From the entries that follow, copy each line containing the word "nalcance".

[Dataset rows for apps and sites]
Start of Block
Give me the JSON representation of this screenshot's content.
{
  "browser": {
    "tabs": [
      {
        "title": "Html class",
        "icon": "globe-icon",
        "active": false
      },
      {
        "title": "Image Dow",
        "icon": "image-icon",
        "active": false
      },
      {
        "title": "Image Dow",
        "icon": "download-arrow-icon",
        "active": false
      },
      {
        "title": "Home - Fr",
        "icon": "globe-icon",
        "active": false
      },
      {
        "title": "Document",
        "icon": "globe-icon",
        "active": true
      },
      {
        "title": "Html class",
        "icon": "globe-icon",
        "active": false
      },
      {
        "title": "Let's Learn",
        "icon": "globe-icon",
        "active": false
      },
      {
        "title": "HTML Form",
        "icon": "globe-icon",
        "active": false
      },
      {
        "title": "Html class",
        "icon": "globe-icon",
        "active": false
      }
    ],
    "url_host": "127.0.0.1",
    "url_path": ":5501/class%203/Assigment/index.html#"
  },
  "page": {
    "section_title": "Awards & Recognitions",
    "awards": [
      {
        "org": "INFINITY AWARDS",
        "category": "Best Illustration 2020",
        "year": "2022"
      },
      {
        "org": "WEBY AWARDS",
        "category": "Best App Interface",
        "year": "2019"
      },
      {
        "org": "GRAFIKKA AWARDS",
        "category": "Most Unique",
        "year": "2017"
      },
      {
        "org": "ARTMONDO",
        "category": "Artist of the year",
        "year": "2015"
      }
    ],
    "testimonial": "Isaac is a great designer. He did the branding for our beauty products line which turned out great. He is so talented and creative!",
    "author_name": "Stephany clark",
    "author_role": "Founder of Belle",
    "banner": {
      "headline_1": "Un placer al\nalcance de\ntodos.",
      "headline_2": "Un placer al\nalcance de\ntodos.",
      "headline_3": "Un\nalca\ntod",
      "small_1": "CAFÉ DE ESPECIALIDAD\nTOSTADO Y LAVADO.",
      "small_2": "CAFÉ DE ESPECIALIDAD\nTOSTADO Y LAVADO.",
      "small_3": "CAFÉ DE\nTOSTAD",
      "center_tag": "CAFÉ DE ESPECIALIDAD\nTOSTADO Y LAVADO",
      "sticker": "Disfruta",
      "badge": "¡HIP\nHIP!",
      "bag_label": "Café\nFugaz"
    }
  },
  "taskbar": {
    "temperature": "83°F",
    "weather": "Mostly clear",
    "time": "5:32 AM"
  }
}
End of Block
Answer to the exercise:
      "headline_1": "Un placer al\nalcance de\ntodos.",
      "headline_2": "Un placer al\nalcance de\ntodos.",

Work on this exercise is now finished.